The disputed photo (center) features an amputated leg stump.

(CNN)A man who claims a picture of his amputated leg stump is being used on cigarette packets without his permission is wrong, the European Commission says.

The unnamed Albanian man says the picture, which appears as a warning of the dangers of smoking, features distinctive scars and was taken when he visited an orthopedic center last year -- but the Commission, which oversees the images used on cigarette packets, says the featured stump isn't his.
The man's lawyer, Antoine Fittante, told CNN that his client's amputation was not related to smoking but was caused by an armed assault in Albania in 1997.
"He considers it an injury to his dignity because it is a picture of his body that was used publicly," Fittante said.
    "He is not asking for a financial request, he just wants to see the photo removed. He and his family want to understand how this photo got from point A to point B because they were devastated when they saw it. They really didn't take it well," Fittante said.
    "The client claims that this is his body because he has specific scars on both legs, that appear similar to the ones in the photo. The resemblance is striking and not a mere coincidence."
    The lawyer told CNN that his client is considering a legal challenge.
    The European Commission, however, disputes the man's timeline and says the photo could not have been taken after 2014.
    "The man said he sent the photo to his doctor in 2018, so it's not possible, we have not updated our database since 2014," Anca Paduraru, the EU Commission's spokesperson on public health, told CNN.
    "It happens regularly that there are issues. Someone tells us (a photo) is his brother, his father... but it's not possible. We have a very good reason for that, that I can not give you," Paduraru said, adding that the Commission meets face-to-face with people whose bodies are used in the warning pictures.

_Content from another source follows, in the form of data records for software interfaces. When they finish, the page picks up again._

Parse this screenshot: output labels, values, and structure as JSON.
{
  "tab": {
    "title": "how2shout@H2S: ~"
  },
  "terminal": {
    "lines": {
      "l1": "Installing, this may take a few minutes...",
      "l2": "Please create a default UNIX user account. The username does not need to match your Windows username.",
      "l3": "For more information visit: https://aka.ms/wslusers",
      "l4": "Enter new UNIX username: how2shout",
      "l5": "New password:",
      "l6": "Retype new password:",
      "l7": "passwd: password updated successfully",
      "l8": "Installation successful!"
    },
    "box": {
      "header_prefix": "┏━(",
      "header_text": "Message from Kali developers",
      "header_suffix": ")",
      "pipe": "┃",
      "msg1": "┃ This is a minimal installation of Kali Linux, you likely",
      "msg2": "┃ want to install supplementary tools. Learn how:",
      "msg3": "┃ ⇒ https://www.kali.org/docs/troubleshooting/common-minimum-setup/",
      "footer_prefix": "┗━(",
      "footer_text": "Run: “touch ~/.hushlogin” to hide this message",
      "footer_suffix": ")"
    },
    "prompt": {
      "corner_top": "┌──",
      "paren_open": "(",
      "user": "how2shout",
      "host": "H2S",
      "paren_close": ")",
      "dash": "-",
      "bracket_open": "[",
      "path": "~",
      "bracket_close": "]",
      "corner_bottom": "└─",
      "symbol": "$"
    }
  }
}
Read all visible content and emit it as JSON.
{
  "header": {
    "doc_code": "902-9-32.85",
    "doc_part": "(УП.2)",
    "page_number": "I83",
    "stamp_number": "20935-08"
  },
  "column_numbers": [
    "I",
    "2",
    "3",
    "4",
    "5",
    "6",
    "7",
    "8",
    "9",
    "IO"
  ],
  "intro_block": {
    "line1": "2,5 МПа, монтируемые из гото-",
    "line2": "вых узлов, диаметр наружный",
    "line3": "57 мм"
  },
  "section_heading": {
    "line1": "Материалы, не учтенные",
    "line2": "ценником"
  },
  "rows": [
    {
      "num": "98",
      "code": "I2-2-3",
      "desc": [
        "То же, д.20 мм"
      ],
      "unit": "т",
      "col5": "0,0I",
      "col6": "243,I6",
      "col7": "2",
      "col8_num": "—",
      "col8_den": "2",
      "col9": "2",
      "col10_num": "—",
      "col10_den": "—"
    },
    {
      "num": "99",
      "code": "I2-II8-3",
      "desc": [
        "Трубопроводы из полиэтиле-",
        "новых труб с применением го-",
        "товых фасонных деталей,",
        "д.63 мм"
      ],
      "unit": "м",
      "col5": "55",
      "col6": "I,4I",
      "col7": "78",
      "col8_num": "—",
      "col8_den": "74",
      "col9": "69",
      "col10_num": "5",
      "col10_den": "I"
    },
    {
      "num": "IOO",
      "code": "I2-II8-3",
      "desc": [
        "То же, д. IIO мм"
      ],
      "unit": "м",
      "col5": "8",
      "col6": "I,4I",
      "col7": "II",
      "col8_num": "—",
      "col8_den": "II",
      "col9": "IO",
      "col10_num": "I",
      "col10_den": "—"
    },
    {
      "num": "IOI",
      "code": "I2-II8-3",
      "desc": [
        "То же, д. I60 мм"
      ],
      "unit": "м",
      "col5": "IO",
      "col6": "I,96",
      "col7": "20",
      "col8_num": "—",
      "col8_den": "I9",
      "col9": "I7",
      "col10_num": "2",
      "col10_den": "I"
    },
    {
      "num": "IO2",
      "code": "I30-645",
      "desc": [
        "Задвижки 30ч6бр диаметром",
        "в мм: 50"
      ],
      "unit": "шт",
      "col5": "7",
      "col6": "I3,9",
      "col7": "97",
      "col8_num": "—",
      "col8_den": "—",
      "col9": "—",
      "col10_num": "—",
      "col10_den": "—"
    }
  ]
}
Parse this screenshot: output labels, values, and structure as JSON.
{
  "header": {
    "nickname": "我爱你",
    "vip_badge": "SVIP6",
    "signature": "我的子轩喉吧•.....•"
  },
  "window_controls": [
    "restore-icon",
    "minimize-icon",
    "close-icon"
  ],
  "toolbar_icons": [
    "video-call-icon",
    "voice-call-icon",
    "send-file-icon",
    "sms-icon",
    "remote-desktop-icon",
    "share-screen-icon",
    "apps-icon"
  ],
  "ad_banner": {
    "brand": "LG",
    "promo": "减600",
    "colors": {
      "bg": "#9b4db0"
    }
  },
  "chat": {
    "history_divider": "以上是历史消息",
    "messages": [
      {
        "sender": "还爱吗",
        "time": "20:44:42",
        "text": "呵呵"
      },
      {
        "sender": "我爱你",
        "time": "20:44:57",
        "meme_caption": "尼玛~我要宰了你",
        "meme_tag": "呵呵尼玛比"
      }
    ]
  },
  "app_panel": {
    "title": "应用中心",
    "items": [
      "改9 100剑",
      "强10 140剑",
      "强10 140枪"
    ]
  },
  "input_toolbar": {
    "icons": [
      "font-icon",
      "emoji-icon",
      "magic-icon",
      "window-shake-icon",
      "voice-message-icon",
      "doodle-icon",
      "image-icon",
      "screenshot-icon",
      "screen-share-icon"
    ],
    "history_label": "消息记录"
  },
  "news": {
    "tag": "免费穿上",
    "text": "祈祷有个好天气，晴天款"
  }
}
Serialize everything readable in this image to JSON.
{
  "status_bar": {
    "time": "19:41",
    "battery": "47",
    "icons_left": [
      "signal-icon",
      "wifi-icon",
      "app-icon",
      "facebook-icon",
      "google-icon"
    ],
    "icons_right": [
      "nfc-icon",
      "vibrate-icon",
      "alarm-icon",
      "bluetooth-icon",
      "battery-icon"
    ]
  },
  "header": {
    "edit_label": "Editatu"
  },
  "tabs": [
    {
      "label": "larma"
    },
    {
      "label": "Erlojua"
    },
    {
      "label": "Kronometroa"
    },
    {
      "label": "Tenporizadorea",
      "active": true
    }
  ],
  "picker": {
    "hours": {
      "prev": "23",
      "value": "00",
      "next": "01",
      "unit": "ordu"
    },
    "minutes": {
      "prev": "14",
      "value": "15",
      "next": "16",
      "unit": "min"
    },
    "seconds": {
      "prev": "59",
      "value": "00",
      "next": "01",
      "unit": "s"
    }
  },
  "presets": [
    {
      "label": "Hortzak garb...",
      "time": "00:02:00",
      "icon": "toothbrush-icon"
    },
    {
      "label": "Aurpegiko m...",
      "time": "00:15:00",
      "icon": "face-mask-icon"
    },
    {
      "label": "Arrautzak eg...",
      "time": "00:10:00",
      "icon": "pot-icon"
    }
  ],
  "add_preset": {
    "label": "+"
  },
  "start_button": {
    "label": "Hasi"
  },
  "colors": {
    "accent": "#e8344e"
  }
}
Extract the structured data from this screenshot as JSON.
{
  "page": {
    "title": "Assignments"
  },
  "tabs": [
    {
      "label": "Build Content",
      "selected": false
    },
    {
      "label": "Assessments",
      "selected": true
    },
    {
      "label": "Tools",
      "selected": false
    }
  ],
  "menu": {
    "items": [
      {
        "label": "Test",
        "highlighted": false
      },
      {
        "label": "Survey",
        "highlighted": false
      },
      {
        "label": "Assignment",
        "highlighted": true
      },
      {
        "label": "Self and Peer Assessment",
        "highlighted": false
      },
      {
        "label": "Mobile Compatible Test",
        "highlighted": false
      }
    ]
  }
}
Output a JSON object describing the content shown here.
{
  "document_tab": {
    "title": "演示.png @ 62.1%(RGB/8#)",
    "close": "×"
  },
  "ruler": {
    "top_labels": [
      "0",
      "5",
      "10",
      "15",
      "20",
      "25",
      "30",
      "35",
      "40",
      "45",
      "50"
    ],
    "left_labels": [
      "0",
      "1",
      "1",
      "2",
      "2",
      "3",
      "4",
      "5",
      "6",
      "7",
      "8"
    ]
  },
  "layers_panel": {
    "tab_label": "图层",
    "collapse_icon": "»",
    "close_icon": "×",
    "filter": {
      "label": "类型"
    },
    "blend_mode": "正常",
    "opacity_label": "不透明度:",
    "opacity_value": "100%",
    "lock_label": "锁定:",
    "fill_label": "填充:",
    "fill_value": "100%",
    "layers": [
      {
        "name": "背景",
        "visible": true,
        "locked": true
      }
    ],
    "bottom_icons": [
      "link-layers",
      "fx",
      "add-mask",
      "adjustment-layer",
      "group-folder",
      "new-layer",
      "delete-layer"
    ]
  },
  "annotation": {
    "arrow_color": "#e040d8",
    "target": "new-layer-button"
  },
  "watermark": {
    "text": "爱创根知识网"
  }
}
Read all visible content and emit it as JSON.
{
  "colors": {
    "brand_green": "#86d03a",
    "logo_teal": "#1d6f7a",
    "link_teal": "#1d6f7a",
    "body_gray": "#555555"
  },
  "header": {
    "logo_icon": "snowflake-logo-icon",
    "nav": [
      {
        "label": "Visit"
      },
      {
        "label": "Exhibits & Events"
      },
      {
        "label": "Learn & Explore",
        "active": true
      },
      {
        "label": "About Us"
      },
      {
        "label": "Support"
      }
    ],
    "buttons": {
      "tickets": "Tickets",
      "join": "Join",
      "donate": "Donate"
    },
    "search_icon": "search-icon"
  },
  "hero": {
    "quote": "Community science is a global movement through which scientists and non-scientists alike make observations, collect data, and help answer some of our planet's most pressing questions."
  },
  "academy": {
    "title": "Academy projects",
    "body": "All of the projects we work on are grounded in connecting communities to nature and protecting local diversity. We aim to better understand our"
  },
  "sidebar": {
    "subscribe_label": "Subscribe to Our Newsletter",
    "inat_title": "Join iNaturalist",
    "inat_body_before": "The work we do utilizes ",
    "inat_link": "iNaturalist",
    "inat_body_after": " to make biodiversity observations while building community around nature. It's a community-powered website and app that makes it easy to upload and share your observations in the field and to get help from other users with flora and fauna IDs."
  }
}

      "I assure you (the man) will not press charges, he will understand very quickly that it is in fact not him," Paduraru said.
      Fittante told CNN that his client was prepared to undergo a medical examination if the case went to court.